Baker says it is fantastic that international players like Zara, Costco and Topshop are entering the market and pulling Australia into global competition. “It’s going to raise standards.”
The likes of Sportsgirl are already lifting the bar and Walker is impressed with how it is playing with media walls and interactive billboards, digital technology and their online offering. “They do some interesting things and are a good example of cross channel integration where their large bright stores, good social media and online strategies, and their other media strategies, are all running along seamlessly.”
Doherty agrees Sportsgirl is a brand adapting well and says it is an example of a retailer meeting challenges head on. He also likes Cotton On’s “Try on Your Sound” initiative, which involves garments tagged with a radio frequency identification code that initiates a playlist once a customer enters the change room.
While innovation is happening, a global study by Ebeltoft Group, in partnership with Retail Doctor Group, revealed that Australia is lagging far behind in its cross channel capabilities.
Baker says Australian retailers have been reluctant to invest in either visual merchandising or technology because they are concerned about the future of retail space.
The role of centre managers
Shopping centres, on the other hand, understand that they need to embrace the type of change and opportunities that technology brings, says Urbis director of consumer research and marketing Sue Say.

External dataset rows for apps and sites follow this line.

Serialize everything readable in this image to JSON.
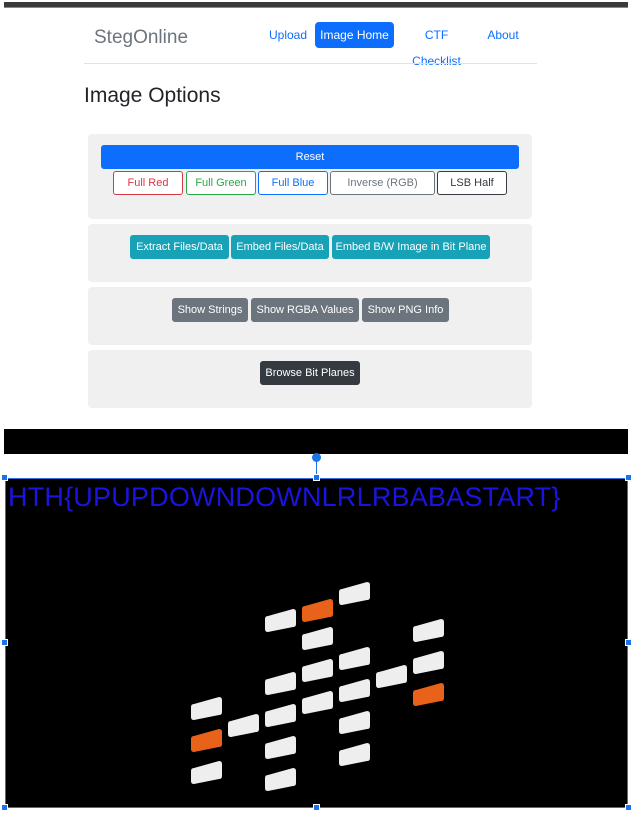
{
  "navbar": {
    "brand": "StegOnline",
    "links": [
      {
        "label": "Upload",
        "active": false
      },
      {
        "label": "Image Home",
        "active": true
      },
      {
        "label": "CTF Checklist",
        "active": false
      },
      {
        "label": "About",
        "active": false
      }
    ]
  },
  "page_title": "Image Options",
  "panel_colour": {
    "reset_label": "Reset",
    "buttons": [
      "Full Red",
      "Full Green",
      "Full Blue",
      "Inverse (RGB)",
      "LSB Half"
    ]
  },
  "panel_files": {
    "buttons": [
      "Extract Files/Data",
      "Embed Files/Data",
      "Embed B/W Image in Bit Plane"
    ]
  },
  "panel_info": {
    "buttons": [
      "Show Strings",
      "Show RGBA Values",
      "Show PNG Info"
    ]
  },
  "panel_planes": {
    "buttons": [
      "Browse Bit Planes"
    ]
  },
  "image": {
    "overlay_text": "HTH{UPUPDOWNDOWNLRLRBABASTART}",
    "tile_colors": {
      "white": "#eeeeee",
      "orange": "#e8621a"
    }
  }
}
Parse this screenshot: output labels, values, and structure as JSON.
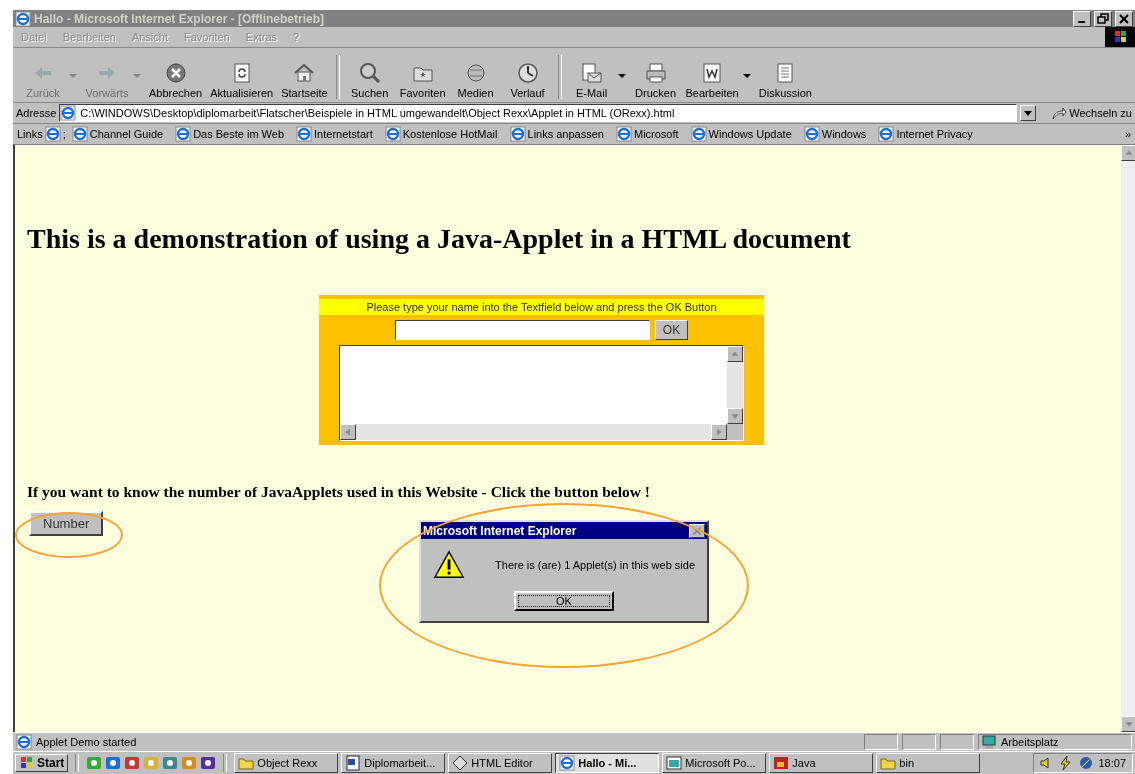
{
  "window": {
    "title": "Hallo - Microsoft Internet Explorer - [Offlinebetrieb]"
  },
  "menu": [
    "Datei",
    "Bearbeiten",
    "Ansicht",
    "Favoriten",
    "Extras",
    "?"
  ],
  "toolbar": [
    {
      "kind": "back",
      "label": "Zurück",
      "disabled": true,
      "dropdown": true
    },
    {
      "kind": "forward",
      "label": "Vorwärts",
      "disabled": true,
      "dropdown": true
    },
    {
      "kind": "stop",
      "label": "Abbrechen",
      "disabled": false,
      "dropdown": false
    },
    {
      "kind": "refresh",
      "label": "Aktualisieren",
      "disabled": false,
      "dropdown": false
    },
    {
      "kind": "home",
      "label": "Startseite",
      "disabled": false,
      "dropdown": false
    },
    {
      "kind": "search",
      "label": "Suchen",
      "disabled": false,
      "dropdown": false
    },
    {
      "kind": "favorites",
      "label": "Favoriten",
      "disabled": false,
      "dropdown": false
    },
    {
      "kind": "media",
      "label": "Medien",
      "disabled": false,
      "dropdown": false
    },
    {
      "kind": "history",
      "label": "Verlauf",
      "disabled": false,
      "dropdown": false
    },
    {
      "kind": "mail",
      "label": "E-Mail",
      "disabled": false,
      "dropdown": true
    },
    {
      "kind": "print",
      "label": "Drucken",
      "disabled": false,
      "dropdown": false
    },
    {
      "kind": "edit",
      "label": "Bearbeiten",
      "disabled": false,
      "dropdown": true
    },
    {
      "kind": "discuss",
      "label": "Diskussion",
      "disabled": false,
      "dropdown": false
    }
  ],
  "address": {
    "label": "Adresse",
    "value": "C:\\WINDOWS\\Desktop\\diplomarbeit\\Flatscher\\Beispiele in HTML umgewandelt\\Object Rexx\\Applet in HTML (ORexx).html",
    "go": "Wechseln zu"
  },
  "links": {
    "label": "Links",
    "separator": ";",
    "items": [
      "Channel Guide",
      "Das Beste im Web",
      "Internetstart",
      "Kostenlose HotMail",
      "Links anpassen",
      "Microsoft",
      "Windows Update",
      "Windows",
      "Internet Privacy"
    ],
    "more": "»"
  },
  "page": {
    "heading": "This is a demonstration of using a Java-Applet in a HTML document",
    "applet": {
      "prompt": "Please type your name into the Textfield below and press the OK Button",
      "ok": "OK"
    },
    "question": "If you want to know the number of JavaApplets used in this Website - Click the button below !",
    "number_button": "Number"
  },
  "dialog": {
    "title": "Microsoft Internet Explorer",
    "message": "There is (are) 1 Applet(s) in this web side",
    "ok": "OK"
  },
  "status_bar": {
    "text": "Applet Demo started",
    "zone": "Arbeitsplatz"
  },
  "taskbar": {
    "start": "Start",
    "quick_launch": [
      {
        "kind": "notepad"
      },
      {
        "kind": "ie"
      },
      {
        "kind": "outlook"
      },
      {
        "kind": "explorer"
      },
      {
        "kind": "network"
      },
      {
        "kind": "link"
      },
      {
        "kind": "media"
      }
    ],
    "tasks": [
      {
        "kind": "folder",
        "label": "Object Rexx",
        "selected": false
      },
      {
        "kind": "word",
        "label": "Diplomarbeit...",
        "selected": false
      },
      {
        "kind": "editor",
        "label": "HTML Editor",
        "selected": false
      },
      {
        "kind": "ie",
        "label": "Hallo - Mi...",
        "selected": true
      },
      {
        "kind": "ppt",
        "label": "Microsoft Po...",
        "selected": false
      },
      {
        "kind": "java",
        "label": "Java",
        "selected": false
      },
      {
        "kind": "folder",
        "label": "bin",
        "selected": false
      }
    ],
    "clock": "18:07"
  }
}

But the structural change in retailing is presenting centres with the challenge of adapting its tenancy mix, Say notes. They are re-evaluating their competitive advantage, what Say calls ‘the theatre of shopping’.

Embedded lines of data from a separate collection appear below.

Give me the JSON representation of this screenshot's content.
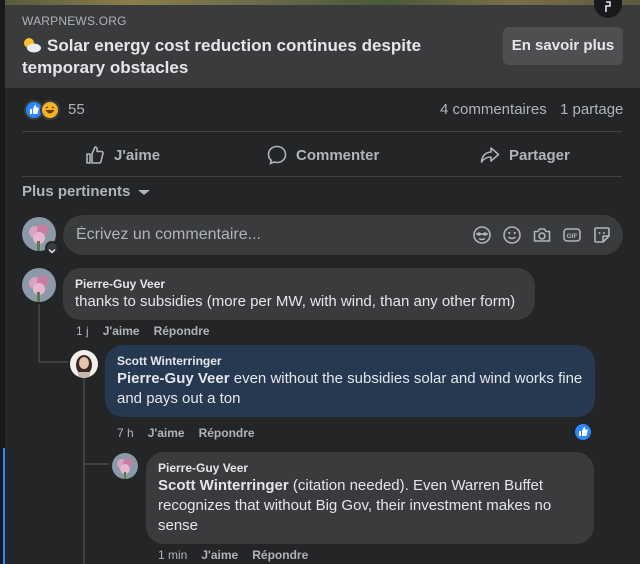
{
  "link_card": {
    "domain": "WARPNEWS.ORG",
    "headline": "Solar energy cost reduction continues despite temporary obstacles",
    "learn_more": "En savoir plus"
  },
  "stats": {
    "reaction_count": "55",
    "comments": "4 commentaires",
    "shares": "1 partage"
  },
  "actions": {
    "like": "J'aime",
    "comment": "Commenter",
    "share": "Partager"
  },
  "sort_label": "Plus pertinents",
  "composer": {
    "placeholder": "Écrivez un commentaire..."
  },
  "comments": [
    {
      "author": "Pierre-Guy Veer",
      "mention": "",
      "text": "thanks to subsidies (more per MW, with wind, than any other form)",
      "time": "1 j",
      "like": "J'aime",
      "reply": "Répondre"
    },
    {
      "author": "Scott Winterringer",
      "mention": "Pierre-Guy Veer",
      "text": " even without the subsidies solar and wind works fine and pays out a ton",
      "time": "7 h",
      "like": "J'aime",
      "reply": "Répondre"
    },
    {
      "author": "Pierre-Guy Veer",
      "mention": "Scott Winterringer",
      "text": " (citation needed). Even Warren Buffet recognizes that without Big Gov, their investment makes no sense",
      "time": "1 min",
      "like": "J'aime",
      "reply": "Répondre"
    }
  ],
  "colors": {
    "background": "#242526",
    "card": "#3a3b3c",
    "highlight_bubble": "#263951",
    "accent": "#2d88ff"
  }
}
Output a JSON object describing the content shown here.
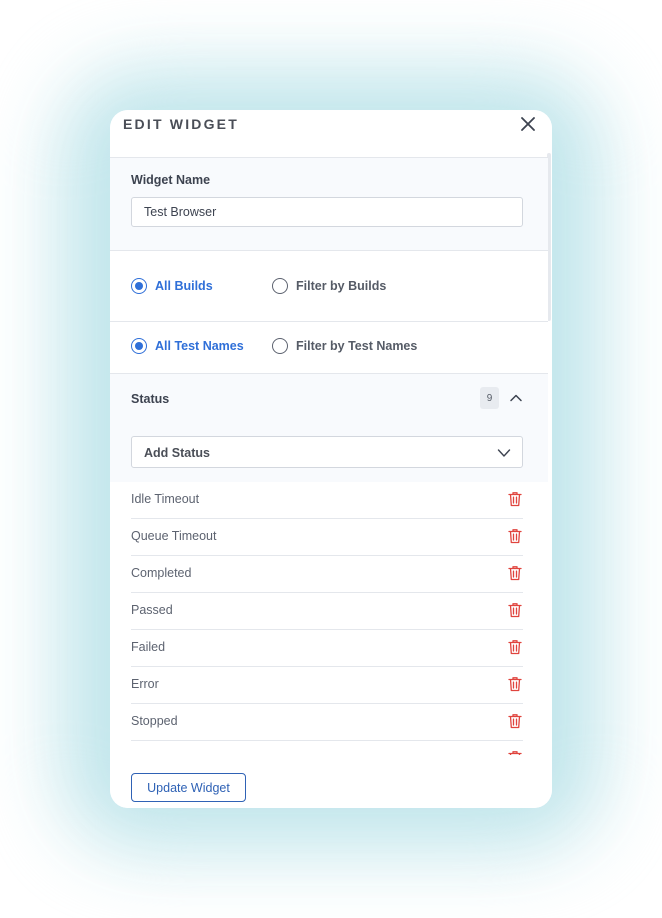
{
  "dialog": {
    "title": "EDIT WIDGET"
  },
  "widget_name": {
    "label": "Widget Name",
    "value": "Test Browser"
  },
  "builds": {
    "all_label": "All Builds",
    "filter_label": "Filter by Builds",
    "selected": "all"
  },
  "test_names": {
    "all_label": "All Test Names",
    "filter_label": "Filter by Test Names",
    "selected": "all"
  },
  "status": {
    "label": "Status",
    "count": "9",
    "add_placeholder": "Add Status",
    "items": [
      {
        "label": "Idle Timeout"
      },
      {
        "label": "Queue Timeout"
      },
      {
        "label": "Completed"
      },
      {
        "label": "Passed"
      },
      {
        "label": "Failed"
      },
      {
        "label": "Error"
      },
      {
        "label": "Stopped"
      }
    ]
  },
  "footer": {
    "update_label": "Update Widget"
  },
  "colors": {
    "accent": "#2f6fd8",
    "danger": "#e0443e",
    "glow": "#bde4ea"
  },
  "icons": {
    "close": "close-icon",
    "collapse": "chevron-up-icon",
    "select": "chevron-down-icon",
    "delete": "trash-icon"
  }
}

“We are going back to the origins of shopping centres, which were the meeting and social places,” she says. As a result, more casual dining places are being developed in and around shopping centres as opposed to food courts, and centres are placing more emphasis on entertainment, Say adds.
Food and groceries are also likely to become a more important component of the shopping experience. “It is a very large proportion of retail expenditure in Australia and a large proportion of that is relatively insulated from online shopping.”
Say adds that, while retailers are asking more questions about rent and where retail is headed, vacancy rates remain low and the well-run centres still have retailers knocking on the door. However, another challenge in this structural change is understanding what space they need.
“Retailers looking to have a greater online presence may want smaller premises, while other retailers focused on creating a great customer experience may opt for larger floor plans,” Say explains.
Baker suggests that the former won’t necessarily seek out smaller premises. “Looking at the showroom model, if you want effective visual merchandising and to produce an experience that people want to go back for, you can’t do that from a tiny cubicle.”
Australia’s specialty stores need to get bigger, Baker says, noting that Australia’s relatively small floor sizes are already an issue for international players like Zara and H&M.
CASE STUDIES making the experience count
- Women’s active wear retailer marketing gym and sportswear, yoga and lifestyle clothing as well as intimate apparel and accessories
- First store opened in Brisbane in 1993
- Now has 130 stores worldwide. Lorna Jane has just launched in the US with five stores opened in California, and a further seven due to open by the end of the year
- In Australia, Lorna Jane stores are mainly located in super regional and major regional shopping centres, plus some key strip stores
- Leases are negotiated on a five to 10-year basis.
- Offers a range of holistic certified natural and organic aromatherapy and herb-based skin care products
- Focus on customer experience
- Eight stores, located in Sydney, Brisbane and Melbourne in shopping centres and shopping strips
- Shops located in areas matching customer demographics
- No plans for new stores
- New focus on social media to engage with customers
- Online sales have improved by more than 60 percent in the past few years.